Information around the DG1's exact specs are still thin on the ground at the moment, but Intel have revealed a few more details about its Xe-LP micro architecture at their Architecture Day 2020 conference today. Xe-LP (standing for low power) is one of two Xe-based architectures being readied by Intel, and it's set to be their most efficient architecture for PC and laptops yet.
Xe-LP GPUs will contain up to 96 EUs, or execution units, according to Intel (which is their version of Nvidia's CUDA cores and AMD's Stream Processors), and will support a number of DirectX 12 features such as asynchronous compute (which allows it to perform graphics and compute workloads simultaneously), sampler feedback (which allows games to load into memory only the bits it needs for a particular scene) and view instancing (which is all to do with running shaders and rendering).
It will also support Intel's new Intel Graphics Command Centre software, which will introduce features such as instant game tuning, video capture, streaming and adaptive image sharpening for improved performance, the latter of which will also supported by AMD's Big Navi cards and their second gen RDNA architecture and Nvidia's RTX GPUs.
The second Xe architecture they revealed today was Xe-HP (standing for high power). The first Xe-HP chip "has been powered on and [is] back from the labs", according to Intel, but it won't be available until next year. Still, the key thing about Xe-HP is that it's going to scalable, providing "data centre-class, rack-level media performance" in a range of different form factors and variants.
One such variant is the Xe-HPG, which is Intel's gaming optimised micro architecture. This is likely to be where Intel's proper Nvidia and AMD gaming GPU competitors will originate from, as Intel says Xe-HPG will combine the performance per watt building blocks from their Xe-LP microarchitecture with the scale of Xe-HP to create a range of gaming-focused configurations.
Intel also confirmed that Xe-HPG will also have GDDR6 memory and accelerated ray tracing support, and that their first Xe-HPG GPUs are expected to start shipping sometime in 2021.
As a result, it will probably still be some time before we see the epic Intel vs Nvidia vs AMD showdown we've been waiting for, but I'm still very intrigued by what Intel's DG1 Xe card is going to be capable of. When they first showed it off one of their mobile Xe chips at CES earlier this year, it was able to play Destiny 2 at a steady frame rate on a reasonably thin-looking laptop.
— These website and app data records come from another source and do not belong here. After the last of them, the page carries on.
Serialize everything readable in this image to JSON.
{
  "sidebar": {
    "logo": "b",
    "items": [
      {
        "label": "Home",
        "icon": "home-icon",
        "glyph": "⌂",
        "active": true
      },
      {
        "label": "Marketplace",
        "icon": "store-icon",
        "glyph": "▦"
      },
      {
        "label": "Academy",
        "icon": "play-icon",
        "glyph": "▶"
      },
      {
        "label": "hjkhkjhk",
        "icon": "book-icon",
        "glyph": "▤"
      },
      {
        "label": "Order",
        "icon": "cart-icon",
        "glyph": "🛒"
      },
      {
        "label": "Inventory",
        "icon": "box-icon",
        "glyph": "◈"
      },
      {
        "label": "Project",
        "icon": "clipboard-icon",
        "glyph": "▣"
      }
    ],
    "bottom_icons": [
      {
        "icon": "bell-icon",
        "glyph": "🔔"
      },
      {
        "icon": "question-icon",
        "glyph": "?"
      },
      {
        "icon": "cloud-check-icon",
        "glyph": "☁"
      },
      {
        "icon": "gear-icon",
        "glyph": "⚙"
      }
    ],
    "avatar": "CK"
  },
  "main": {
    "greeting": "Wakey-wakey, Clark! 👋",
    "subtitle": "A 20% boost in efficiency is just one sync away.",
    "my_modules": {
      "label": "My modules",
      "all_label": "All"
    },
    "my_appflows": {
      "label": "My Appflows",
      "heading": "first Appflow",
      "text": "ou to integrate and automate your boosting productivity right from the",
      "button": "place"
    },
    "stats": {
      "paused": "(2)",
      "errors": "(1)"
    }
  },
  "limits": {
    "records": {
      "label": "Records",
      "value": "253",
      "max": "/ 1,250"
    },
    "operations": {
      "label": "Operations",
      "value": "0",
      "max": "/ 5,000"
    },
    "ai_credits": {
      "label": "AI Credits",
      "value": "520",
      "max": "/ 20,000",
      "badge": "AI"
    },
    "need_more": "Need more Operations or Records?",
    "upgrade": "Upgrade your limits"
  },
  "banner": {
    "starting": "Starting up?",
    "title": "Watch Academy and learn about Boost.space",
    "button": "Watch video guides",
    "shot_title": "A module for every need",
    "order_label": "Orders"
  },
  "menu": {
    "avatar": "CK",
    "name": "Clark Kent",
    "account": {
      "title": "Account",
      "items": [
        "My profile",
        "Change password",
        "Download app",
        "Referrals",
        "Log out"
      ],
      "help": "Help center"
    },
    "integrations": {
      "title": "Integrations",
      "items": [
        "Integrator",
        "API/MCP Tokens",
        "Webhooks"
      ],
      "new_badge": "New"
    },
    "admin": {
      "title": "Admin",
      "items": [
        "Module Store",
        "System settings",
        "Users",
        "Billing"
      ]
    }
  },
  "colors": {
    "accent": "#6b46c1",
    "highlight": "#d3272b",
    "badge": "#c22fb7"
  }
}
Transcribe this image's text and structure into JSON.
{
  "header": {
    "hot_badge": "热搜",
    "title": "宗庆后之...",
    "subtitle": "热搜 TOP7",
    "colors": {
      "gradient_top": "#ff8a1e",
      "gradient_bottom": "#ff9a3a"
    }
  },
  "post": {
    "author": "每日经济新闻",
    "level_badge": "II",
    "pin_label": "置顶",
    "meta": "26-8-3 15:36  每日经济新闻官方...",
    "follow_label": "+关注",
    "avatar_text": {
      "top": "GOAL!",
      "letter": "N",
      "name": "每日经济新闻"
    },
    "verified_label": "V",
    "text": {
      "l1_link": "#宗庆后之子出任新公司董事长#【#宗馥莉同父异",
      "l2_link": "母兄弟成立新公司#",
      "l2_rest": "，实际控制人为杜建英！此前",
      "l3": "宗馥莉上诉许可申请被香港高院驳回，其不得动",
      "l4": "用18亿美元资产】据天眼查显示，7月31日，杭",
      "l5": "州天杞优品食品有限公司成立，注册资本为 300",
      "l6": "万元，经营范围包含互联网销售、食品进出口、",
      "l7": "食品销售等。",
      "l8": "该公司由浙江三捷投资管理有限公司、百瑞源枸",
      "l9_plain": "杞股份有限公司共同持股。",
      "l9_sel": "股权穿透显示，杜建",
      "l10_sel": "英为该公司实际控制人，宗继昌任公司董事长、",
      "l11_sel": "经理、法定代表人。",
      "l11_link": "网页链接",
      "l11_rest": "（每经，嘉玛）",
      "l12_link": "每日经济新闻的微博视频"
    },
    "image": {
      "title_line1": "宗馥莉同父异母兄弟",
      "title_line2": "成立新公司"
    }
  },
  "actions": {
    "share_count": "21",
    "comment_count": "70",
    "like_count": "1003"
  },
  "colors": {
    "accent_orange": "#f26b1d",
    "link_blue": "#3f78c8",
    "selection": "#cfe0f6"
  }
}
Intel also said at the time that their Xe mobile GPUs will be able to double the graphics performance of their integrated Core graphics chips, too, which could signal the end of big expensive gaming laptops - and if that's what their mobile versions are going to be offering, then I can't wait to see what their Xe-LP GPUs are going to do to the budget end of the current graphics card spectrum.
Alas, we still don't know exactly when Intel's Xe DG1 GPU will arrive before the end of the year, but it's definitely one to watch.